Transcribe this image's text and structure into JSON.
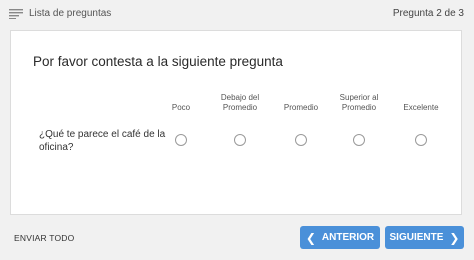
{
  "topbar": {
    "list_label": "Lista de preguntas",
    "page_counter": "Pregunta 2 de 3"
  },
  "survey": {
    "heading": "Por favor contesta a la siguiente pregunta",
    "columns": [
      "Poco",
      "Debajo del Promedio",
      "Promedio",
      "Superior al Promedio",
      "Excelente"
    ],
    "row_label": "¿Qué te parece el café de la oficina?"
  },
  "footer": {
    "submit_all": "ENVIAR TODO",
    "prev_label": "ANTERIOR",
    "next_label": "SIGUIENTE"
  },
  "colors": {
    "button": "#4a90d9",
    "background": "#f1f1f1"
  },
  "icons": {
    "list": "list-icon",
    "prev": "chevron-left-icon",
    "next": "chevron-right-icon"
  }
}
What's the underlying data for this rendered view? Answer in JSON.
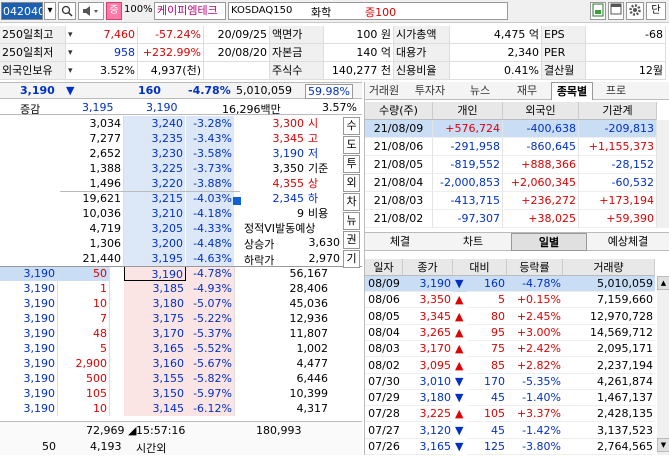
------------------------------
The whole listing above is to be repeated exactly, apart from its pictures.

Transcribe this image's text and structure into JSON.
{
  "topbar": {
    "list_label": "Lista de preguntas",
    "page_counter": "Pregunta 2 de 3"
  },
  "survey": {
    "heading": "Por favor contesta a la siguiente pregunta",
    "columns": [
      "Poco",
      "Debajo del Promedio",
      "Promedio",
      "Superior al Promedio",
      "Excelente"
    ],
    "row_label": "¿Qué te parece el café de la oficina?"
  },
  "footer": {
    "submit_all": "ENVIAR TODO",
    "prev_label": "ANTERIOR",
    "next_label": "SIGUIENTE"
  },
  "colors": {
    "button": "#4a90d9",
    "background": "#f1f1f1"
  },
  "icons": {
    "list": "list-icon",
    "prev": "chevron-left-icon",
    "next": "chevron-right-icon"
  }
}
What's the underlying data for this rendered view? Answer in JSON.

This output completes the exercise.